=== What needs to be done ===
Make an exact copy of all the records that follow, apart from the pictures.

=== Records shown ===

[Start of section]

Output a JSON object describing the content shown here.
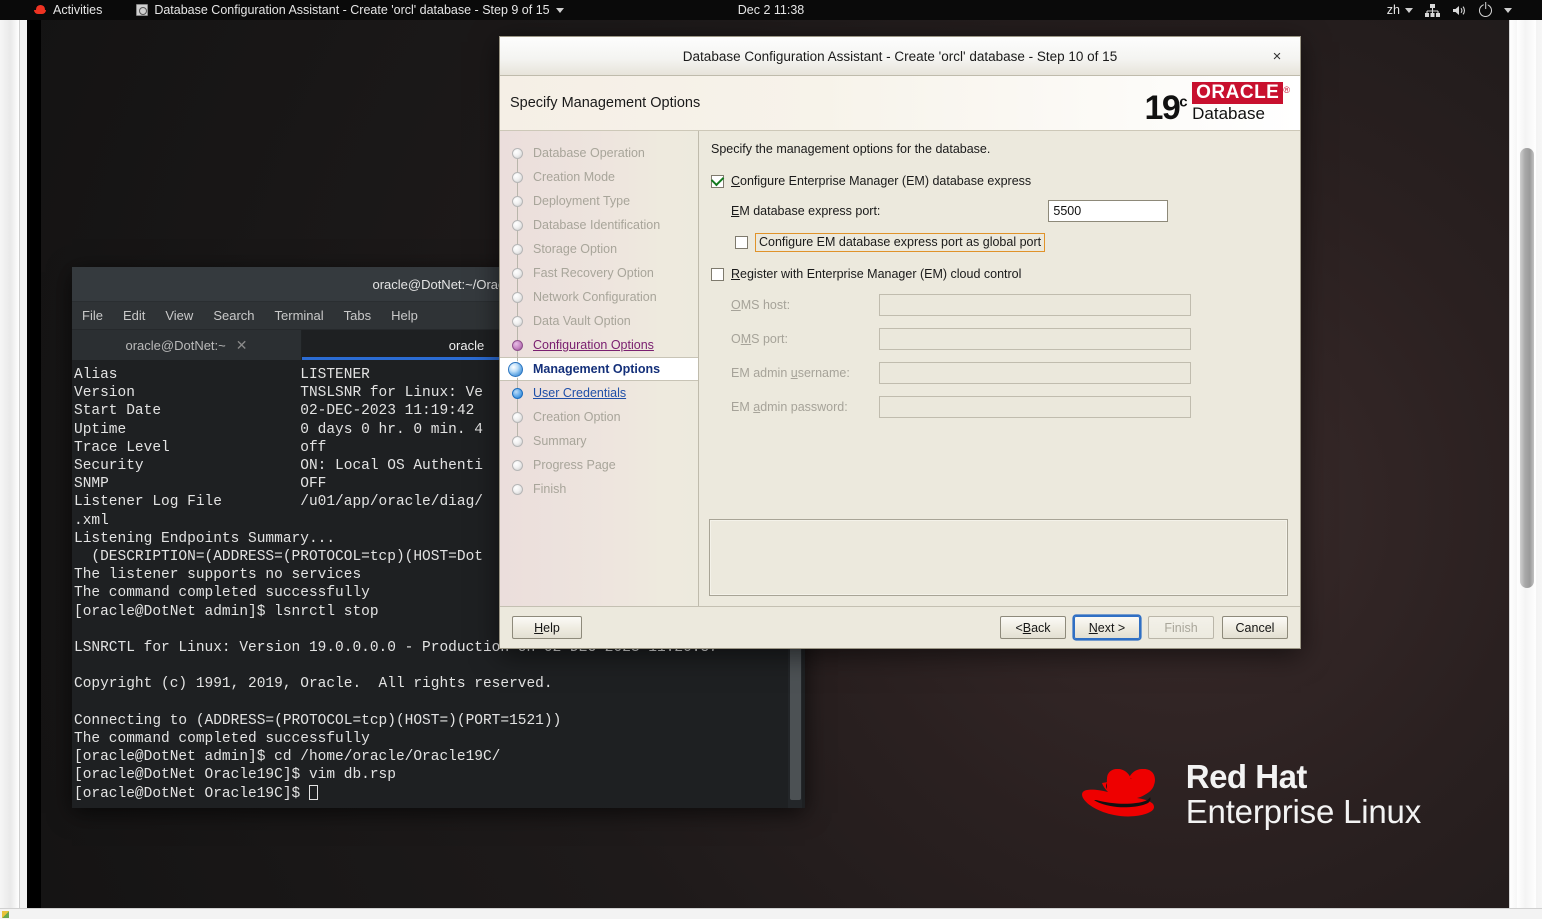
{
  "topbar": {
    "activities": "Activities",
    "app_title": "Database Configuration Assistant - Create 'orcl' database - Step 9 of 15",
    "clock": "Dec 2  11:38",
    "language": "zh",
    "icons": [
      "network-icon",
      "volume-icon",
      "power-icon"
    ]
  },
  "terminal": {
    "title": "oracle@DotNet:~/Orac",
    "menus": [
      "File",
      "Edit",
      "View",
      "Search",
      "Terminal",
      "Tabs",
      "Help"
    ],
    "tabs": [
      {
        "label": "oracle@DotNet:~",
        "active": false
      },
      {
        "label": "oracle",
        "active": true
      }
    ],
    "output": "Alias                     LISTENER\nVersion                   TNSLSNR for Linux: Ve\nStart Date                02-DEC-2023 11:19:42\nUptime                    0 days 0 hr. 0 min. 4\nTrace Level               off\nSecurity                  ON: Local OS Authenti\nSNMP                      OFF\nListener Log File         /u01/app/oracle/diag/\n.xml\nListening Endpoints Summary...\n  (DESCRIPTION=(ADDRESS=(PROTOCOL=tcp)(HOST=Dot\nThe listener supports no services\nThe command completed successfully\n[oracle@DotNet admin]$ lsnrctl stop\n\nLSNRCTL for Linux: Version 19.0.0.0.0 - Production on 02-DEC-2023 11:20:57\n\nCopyright (c) 1991, 2019, Oracle.  All rights reserved.\n\nConnecting to (ADDRESS=(PROTOCOL=tcp)(HOST=)(PORT=1521))\nThe command completed successfully\n[oracle@DotNet admin]$ cd /home/oracle/Oracle19C/\n[oracle@DotNet Oracle19C]$ vim db.rsp\n[oracle@DotNet Oracle19C]$ "
  },
  "watermark": {
    "line1": "Red Hat",
    "line2": "Enterprise Linux"
  },
  "dialog": {
    "title": "Database Configuration Assistant - Create 'orcl' database - Step 10 of 15",
    "close_label": "×",
    "header_title": "Specify Management Options",
    "brand": {
      "version": "19",
      "superscript": "c",
      "name": "ORACLE",
      "registered": "®",
      "product": "Database"
    },
    "intro": "Specify the management options for the database.",
    "steps": [
      {
        "label": "Database Operation",
        "state": "pending"
      },
      {
        "label": "Creation Mode",
        "state": "pending"
      },
      {
        "label": "Deployment Type",
        "state": "pending"
      },
      {
        "label": "Database Identification",
        "state": "pending"
      },
      {
        "label": "Storage Option",
        "state": "pending"
      },
      {
        "label": "Fast Recovery Option",
        "state": "pending"
      },
      {
        "label": "Network Configuration",
        "state": "pending"
      },
      {
        "label": "Data Vault Option",
        "state": "pending"
      },
      {
        "label": "Configuration Options",
        "state": "done"
      },
      {
        "label": "Management Options",
        "state": "current"
      },
      {
        "label": "User Credentials",
        "state": "visited"
      },
      {
        "label": "Creation Option",
        "state": "pending"
      },
      {
        "label": "Summary",
        "state": "pending"
      },
      {
        "label": "Progress Page",
        "state": "pending"
      },
      {
        "label": "Finish",
        "state": "pending"
      }
    ],
    "options": {
      "em_express_checkbox": "Configure Enterprise Manager (EM) database express",
      "em_express_checked": true,
      "em_port_label": "EM database express port:",
      "em_port_value": "5500",
      "global_port_checkbox": "Configure EM database express port as global port",
      "global_port_checked": false,
      "cloud_control_checkbox": "Register with Enterprise Manager (EM) cloud control",
      "cloud_control_checked": false,
      "oms_host_label": "OMS host:",
      "oms_host_value": "",
      "oms_port_label": "OMS port:",
      "oms_port_value": "",
      "em_admin_user_label": "EM admin username:",
      "em_admin_user_value": "",
      "em_admin_pass_label": "EM admin password:",
      "em_admin_pass_value": ""
    },
    "buttons": {
      "help": "Help",
      "back": "< Back",
      "next": "Next >",
      "finish": "Finish",
      "cancel": "Cancel"
    },
    "colors": {
      "accent_focus": "#e0932a",
      "brand_red": "#c8102e",
      "current_step": "#14307a"
    }
  }
}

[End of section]

=== Expected output ===
Output a JSON object describing the content shown here.
{
  "topbar": {
    "activities": "Activities",
    "app_title": "Database Configuration Assistant - Create 'orcl' database - Step 9 of 15",
    "clock": "Dec 2  11:38",
    "language": "zh",
    "icons": [
      "network-icon",
      "volume-icon",
      "power-icon"
    ]
  },
  "terminal": {
    "title": "oracle@DotNet:~/Orac",
    "menus": [
      "File",
      "Edit",
      "View",
      "Search",
      "Terminal",
      "Tabs",
      "Help"
    ],
    "tabs": [
      {
        "label": "oracle@DotNet:~",
        "active": false
      },
      {
        "label": "oracle",
        "active": true
      }
    ],
    "output": "Alias                     LISTENER\nVersion                   TNSLSNR for Linux: Ve\nStart Date                02-DEC-2023 11:19:42\nUptime                    0 days 0 hr. 0 min. 4\nTrace Level               off\nSecurity                  ON: Local OS Authenti\nSNMP                      OFF\nListener Log File         /u01/app/oracle/diag/\n.xml\nListening Endpoints Summary...\n  (DESCRIPTION=(ADDRESS=(PROTOCOL=tcp)(HOST=Dot\nThe listener supports no services\nThe command completed successfully\n[oracle@DotNet admin]$ lsnrctl stop\n\nLSNRCTL for Linux: Version 19.0.0.0.0 - Production on 02-DEC-2023 11:20:57\n\nCopyright (c) 1991, 2019, Oracle.  All rights reserved.\n\nConnecting to (ADDRESS=(PROTOCOL=tcp)(HOST=)(PORT=1521))\nThe command completed successfully\n[oracle@DotNet admin]$ cd /home/oracle/Oracle19C/\n[oracle@DotNet Oracle19C]$ vim db.rsp\n[oracle@DotNet Oracle19C]$ "
  },
  "watermark": {
    "line1": "Red Hat",
    "line2": "Enterprise Linux"
  },
  "dialog": {
    "title": "Database Configuration Assistant - Create 'orcl' database - Step 10 of 15",
    "close_label": "×",
    "header_title": "Specify Management Options",
    "brand": {
      "version": "19",
      "superscript": "c",
      "name": "ORACLE",
      "registered": "®",
      "product": "Database"
    },
    "intro": "Specify the management options for the database.",
    "steps": [
      {
        "label": "Database Operation",
        "state": "pending"
      },
      {
        "label": "Creation Mode",
        "state": "pending"
      },
      {
        "label": "Deployment Type",
        "state": "pending"
      },
      {
        "label": "Database Identification",
        "state": "pending"
      },
      {
        "label": "Storage Option",
        "state": "pending"
      },
      {
        "label": "Fast Recovery Option",
        "state": "pending"
      },
      {
        "label": "Network Configuration",
        "state": "pending"
      },
      {
        "label": "Data Vault Option",
        "state": "pending"
      },
      {
        "label": "Configuration Options",
        "state": "done"
      },
      {
        "label": "Management Options",
        "state": "current"
      },
      {
        "label": "User Credentials",
        "state": "visited"
      },
      {
        "label": "Creation Option",
        "state": "pending"
      },
      {
        "label": "Summary",
        "state": "pending"
      },
      {
        "label": "Progress Page",
        "state": "pending"
      },
      {
        "label": "Finish",
        "state": "pending"
      }
    ],
    "options": {
      "em_express_checkbox": "Configure Enterprise Manager (EM) database express",
      "em_express_checked": true,
      "em_port_label": "EM database express port:",
      "em_port_value": "5500",
      "global_port_checkbox": "Configure EM database express port as global port",
      "global_port_checked": false,
      "cloud_control_checkbox": "Register with Enterprise Manager (EM) cloud control",
      "cloud_control_checked": false,
      "oms_host_label": "OMS host:",
      "oms_host_value": "",
      "oms_port_label": "OMS port:",
      "oms_port_value": "",
      "em_admin_user_label": "EM admin username:",
      "em_admin_user_value": "",
      "em_admin_pass_label": "EM admin password:",
      "em_admin_pass_value": ""
    },
    "buttons": {
      "help": "Help",
      "back": "< Back",
      "next": "Next >",
      "finish": "Finish",
      "cancel": "Cancel"
    },
    "colors": {
      "accent_focus": "#e0932a",
      "brand_red": "#c8102e",
      "current_step": "#14307a"
    }
  }
}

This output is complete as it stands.